Japan also agreed to side with the US in the emerging Cold War. By 1951, Japan had agreed to ignore Communist bloc protests and negotiate the San Francisco Peace Treaty with 48 non-Communist nations. Prime Minister Yoshida was also pressured to deny recognition to the Communist government in mainland China, and to sign a Mutual Security Agreement allowing US forces to continue to use its bases in Japan. Many disliked the tawdry bar and sex culture that sprang p near US bases, and/or worried that the presence of such bases would make Japan vulnerable to enemy attacks. Indeed, both the alleged “Reverse Course” and the Japanese government’s decision to back the US in the Cold War were deeply disappointing to many left wing Japanese.
The signing of the US-Japan Security Treaty in the San Francisco Presidio on September 8, 1951.
4. Summing Up
In accessing the impact of the Occupation, it is important first of all to remember that for the vast majority of Japanese, day to day issues were far more pressing than matters of high policy. For most of this period, the economy was in bad shape; SCAP estimated that 2.5 million Japanese had died in the war, another 6 million had returned from overseas, and perhaps one third of Japan’s total wealth had been destroyed. As recovery efforts were slow in part because more US aid went to Germany than Japan, many ordinary citizens led a so-called “onion skin existence,” peeling off (selling) their possessions while they cried to the despair of both conservatives and liberals, black marketers and other unsavory types profited, labor unrest led to violence, gangs flourished and a number of women were forced into prostitution. On the positive side, life for most Japanese slowly returned to normal. Helped in part by American procurement during the Korean War (1950-1954), Japan’s economy slowly began to improve. There was a great deal of pleasure in being able to speak more freely and also watch newly uncensored movies, as well as lessons to be learned from the cheerful – if often naïve – soldiers of the occupation army. Even President Harry S. Truman’s 1951 decision to relieve General Douglas MacArthur for insubordination was a useful example of how the military should be subject to civilian authority.

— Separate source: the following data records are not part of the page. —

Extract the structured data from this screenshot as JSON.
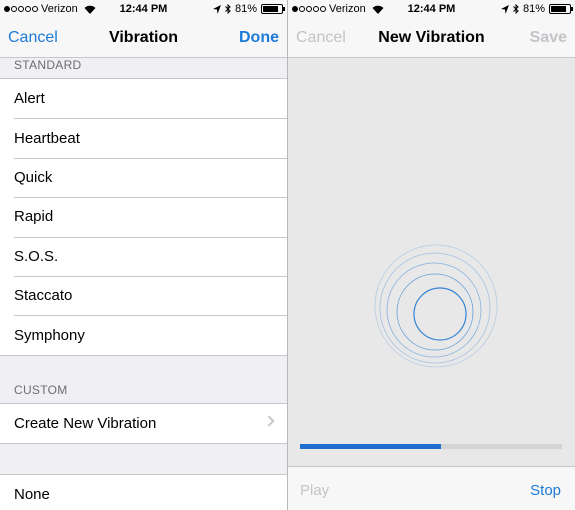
{
  "status_bar": {
    "carrier": "Verizon",
    "time": "12:44 PM",
    "battery": "81%",
    "battery_level": 0.81,
    "signal_bars_filled": 1,
    "signal_bars_total": 5,
    "icons": [
      "wifi-icon",
      "location-arrow-icon",
      "bluetooth-icon",
      "battery-icon"
    ]
  },
  "vibration_screen": {
    "nav": {
      "left": "Cancel",
      "title": "Vibration",
      "right": "Done"
    },
    "standard_header": "STANDARD",
    "standard_items": [
      "Alert",
      "Heartbeat",
      "Quick",
      "Rapid",
      "S.O.S.",
      "Staccato",
      "Symphony"
    ],
    "custom_header": "CUSTOM",
    "custom_item": "Create New Vibration",
    "none_item": "None"
  },
  "new_vibration_screen": {
    "nav": {
      "left": "Cancel",
      "title": "New Vibration",
      "right": "Save"
    },
    "progress": 0.54,
    "play": "Play",
    "stop": "Stop"
  },
  "colors": {
    "accent": "#1e7ad6",
    "disabled": "#c4c4c8",
    "ring": "#2a7bd4",
    "progress": "#1e6fd0"
  }
}
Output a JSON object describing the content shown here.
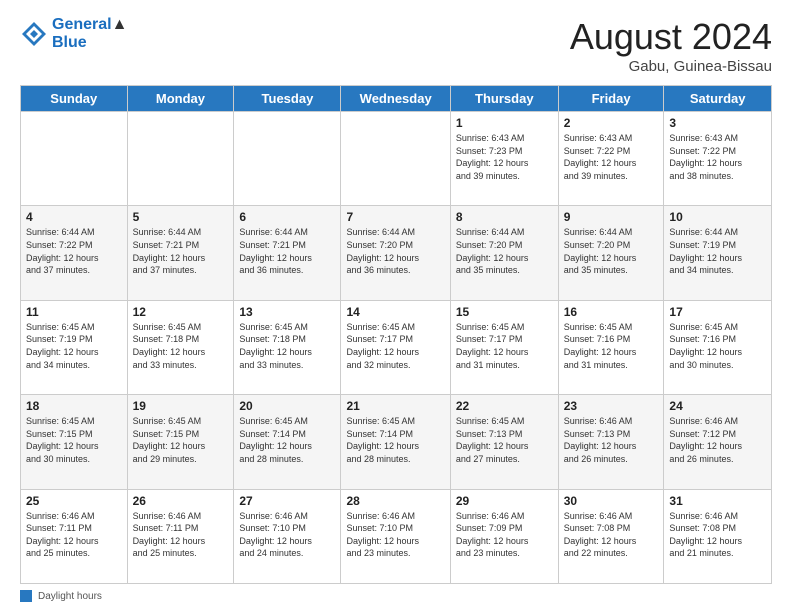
{
  "logo": {
    "line1": "General",
    "line2": "Blue"
  },
  "title": "August 2024",
  "location": "Gabu, Guinea-Bissau",
  "days_header": [
    "Sunday",
    "Monday",
    "Tuesday",
    "Wednesday",
    "Thursday",
    "Friday",
    "Saturday"
  ],
  "footer_label": "Daylight hours",
  "weeks": [
    [
      {
        "num": "",
        "info": ""
      },
      {
        "num": "",
        "info": ""
      },
      {
        "num": "",
        "info": ""
      },
      {
        "num": "",
        "info": ""
      },
      {
        "num": "1",
        "info": "Sunrise: 6:43 AM\nSunset: 7:23 PM\nDaylight: 12 hours\nand 39 minutes."
      },
      {
        "num": "2",
        "info": "Sunrise: 6:43 AM\nSunset: 7:22 PM\nDaylight: 12 hours\nand 39 minutes."
      },
      {
        "num": "3",
        "info": "Sunrise: 6:43 AM\nSunset: 7:22 PM\nDaylight: 12 hours\nand 38 minutes."
      }
    ],
    [
      {
        "num": "4",
        "info": "Sunrise: 6:44 AM\nSunset: 7:22 PM\nDaylight: 12 hours\nand 37 minutes."
      },
      {
        "num": "5",
        "info": "Sunrise: 6:44 AM\nSunset: 7:21 PM\nDaylight: 12 hours\nand 37 minutes."
      },
      {
        "num": "6",
        "info": "Sunrise: 6:44 AM\nSunset: 7:21 PM\nDaylight: 12 hours\nand 36 minutes."
      },
      {
        "num": "7",
        "info": "Sunrise: 6:44 AM\nSunset: 7:20 PM\nDaylight: 12 hours\nand 36 minutes."
      },
      {
        "num": "8",
        "info": "Sunrise: 6:44 AM\nSunset: 7:20 PM\nDaylight: 12 hours\nand 35 minutes."
      },
      {
        "num": "9",
        "info": "Sunrise: 6:44 AM\nSunset: 7:20 PM\nDaylight: 12 hours\nand 35 minutes."
      },
      {
        "num": "10",
        "info": "Sunrise: 6:44 AM\nSunset: 7:19 PM\nDaylight: 12 hours\nand 34 minutes."
      }
    ],
    [
      {
        "num": "11",
        "info": "Sunrise: 6:45 AM\nSunset: 7:19 PM\nDaylight: 12 hours\nand 34 minutes."
      },
      {
        "num": "12",
        "info": "Sunrise: 6:45 AM\nSunset: 7:18 PM\nDaylight: 12 hours\nand 33 minutes."
      },
      {
        "num": "13",
        "info": "Sunrise: 6:45 AM\nSunset: 7:18 PM\nDaylight: 12 hours\nand 33 minutes."
      },
      {
        "num": "14",
        "info": "Sunrise: 6:45 AM\nSunset: 7:17 PM\nDaylight: 12 hours\nand 32 minutes."
      },
      {
        "num": "15",
        "info": "Sunrise: 6:45 AM\nSunset: 7:17 PM\nDaylight: 12 hours\nand 31 minutes."
      },
      {
        "num": "16",
        "info": "Sunrise: 6:45 AM\nSunset: 7:16 PM\nDaylight: 12 hours\nand 31 minutes."
      },
      {
        "num": "17",
        "info": "Sunrise: 6:45 AM\nSunset: 7:16 PM\nDaylight: 12 hours\nand 30 minutes."
      }
    ],
    [
      {
        "num": "18",
        "info": "Sunrise: 6:45 AM\nSunset: 7:15 PM\nDaylight: 12 hours\nand 30 minutes."
      },
      {
        "num": "19",
        "info": "Sunrise: 6:45 AM\nSunset: 7:15 PM\nDaylight: 12 hours\nand 29 minutes."
      },
      {
        "num": "20",
        "info": "Sunrise: 6:45 AM\nSunset: 7:14 PM\nDaylight: 12 hours\nand 28 minutes."
      },
      {
        "num": "21",
        "info": "Sunrise: 6:45 AM\nSunset: 7:14 PM\nDaylight: 12 hours\nand 28 minutes."
      },
      {
        "num": "22",
        "info": "Sunrise: 6:45 AM\nSunset: 7:13 PM\nDaylight: 12 hours\nand 27 minutes."
      },
      {
        "num": "23",
        "info": "Sunrise: 6:46 AM\nSunset: 7:13 PM\nDaylight: 12 hours\nand 26 minutes."
      },
      {
        "num": "24",
        "info": "Sunrise: 6:46 AM\nSunset: 7:12 PM\nDaylight: 12 hours\nand 26 minutes."
      }
    ],
    [
      {
        "num": "25",
        "info": "Sunrise: 6:46 AM\nSunset: 7:11 PM\nDaylight: 12 hours\nand 25 minutes."
      },
      {
        "num": "26",
        "info": "Sunrise: 6:46 AM\nSunset: 7:11 PM\nDaylight: 12 hours\nand 25 minutes."
      },
      {
        "num": "27",
        "info": "Sunrise: 6:46 AM\nSunset: 7:10 PM\nDaylight: 12 hours\nand 24 minutes."
      },
      {
        "num": "28",
        "info": "Sunrise: 6:46 AM\nSunset: 7:10 PM\nDaylight: 12 hours\nand 23 minutes."
      },
      {
        "num": "29",
        "info": "Sunrise: 6:46 AM\nSunset: 7:09 PM\nDaylight: 12 hours\nand 23 minutes."
      },
      {
        "num": "30",
        "info": "Sunrise: 6:46 AM\nSunset: 7:08 PM\nDaylight: 12 hours\nand 22 minutes."
      },
      {
        "num": "31",
        "info": "Sunrise: 6:46 AM\nSunset: 7:08 PM\nDaylight: 12 hours\nand 21 minutes."
      }
    ]
  ]
}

In 1952, the Occupation officially ended. Major “reverse course” issues remained highly contentious, but several reforms that had the backing of a majority of Japanese were kept largely intact. Japan developed a Self Defense Force, for example, but Article 9 and the Constitution as a whole remained. Land reform stayed, unions, despite changes, now had more power and women, if hardly equal in an American sense, now had more options. While it was impossible to say how many of these changes would have occurred without SCAP’s occupation, there was a general consensus that US reform efforts had helped to speed up a general process of social development. As Japan once again began to run its own affairs, an era of profound changes perhaps has important as the Taika Reform of the 7th century and the Meiji Restoration of 1868 was now coming to an end. Determined to eliminate Japanese militarism, the United States quickly made sure that the Occupation was largely American. Despite the 27 December 1945 Moscow Agreement that set up an 11 (later 13) member Far Eastern Commission in Washington and a 4 power Allied Council for Japan in Tokyo, Japan, unlike Germany, was not divided into zones of occupation, and the abilities of the Allied powers to check